Berat Işık combines black humour with the tragedies of miscommunication and discommunication within the situations of geo-political, cultural and social suppression. Through the titles of the work along with the political, historical, cultural and ideological references in the videos, he underlines the tensions and gaps between hierarchical powers. Both “Eyes Wide Shut” and “Dancer in the Dark” invite the viewer to experience a kind of physical blindness and at the same time a state of mental awareness, whereas, “Psycho” is a shivering satire for the current global and local socio-political situations.
Ali Ekber Kumtepe‘s video, “Kaçırmaca” is a witty model for how low-tech producing methods can be a valid alternative for creating new media art. The simplicity of the piece provides accuracy to make a cynical yet amused remark about the contemporary high-speed life that we are part of.
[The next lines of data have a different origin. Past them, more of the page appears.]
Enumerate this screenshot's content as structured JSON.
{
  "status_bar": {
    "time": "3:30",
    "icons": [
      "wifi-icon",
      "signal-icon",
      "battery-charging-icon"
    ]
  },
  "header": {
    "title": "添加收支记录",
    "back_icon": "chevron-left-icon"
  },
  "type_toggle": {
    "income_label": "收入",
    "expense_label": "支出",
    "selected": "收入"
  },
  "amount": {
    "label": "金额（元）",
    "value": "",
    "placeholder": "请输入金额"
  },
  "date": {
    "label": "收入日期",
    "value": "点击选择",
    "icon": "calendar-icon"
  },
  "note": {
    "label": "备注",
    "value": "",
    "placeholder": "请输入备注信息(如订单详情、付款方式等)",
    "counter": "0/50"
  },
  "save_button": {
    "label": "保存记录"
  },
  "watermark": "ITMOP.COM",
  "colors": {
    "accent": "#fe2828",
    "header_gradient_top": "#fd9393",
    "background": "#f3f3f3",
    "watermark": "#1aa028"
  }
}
Ceren Oykut has a very unique style with her drawings, which are based on daily life experiences in the city – mostly “Istanbul” – as the setting of her works. Her drawings create plastic realities through mundane details of life in the company of visual rhetoric. These drawings also take part in multidisciplinary projects concentrating on Istanbul’s sounds and cult.
Simge Göksoy displays multiple new-media works in a portfolio format with a plot organization. An interactive story works as a computer game and navigates the viewer/user through animations, artworks, text, and video-works.
Banu Taylan‘s work creates its own space both physically and thematically. It is a fairy tale with a sci-fi touch that fills a room. Texts on walls accompany wall paintings on 4 walls and envelope the viewer along with the surrounding sound. She has a unique drawing style, which resembles comics, and the narration adds more humorous and surreal elements to the work. She has worked with Can Türkinan for the sound design of the work.
Can Türkinan is also responsible for the entire sound design of the exhibition. His work is to create sound corridors to make a composition for the exhibition by using the actual sound of the works.
Text byAnton Lederer, Eyal Danon and Başak Şenova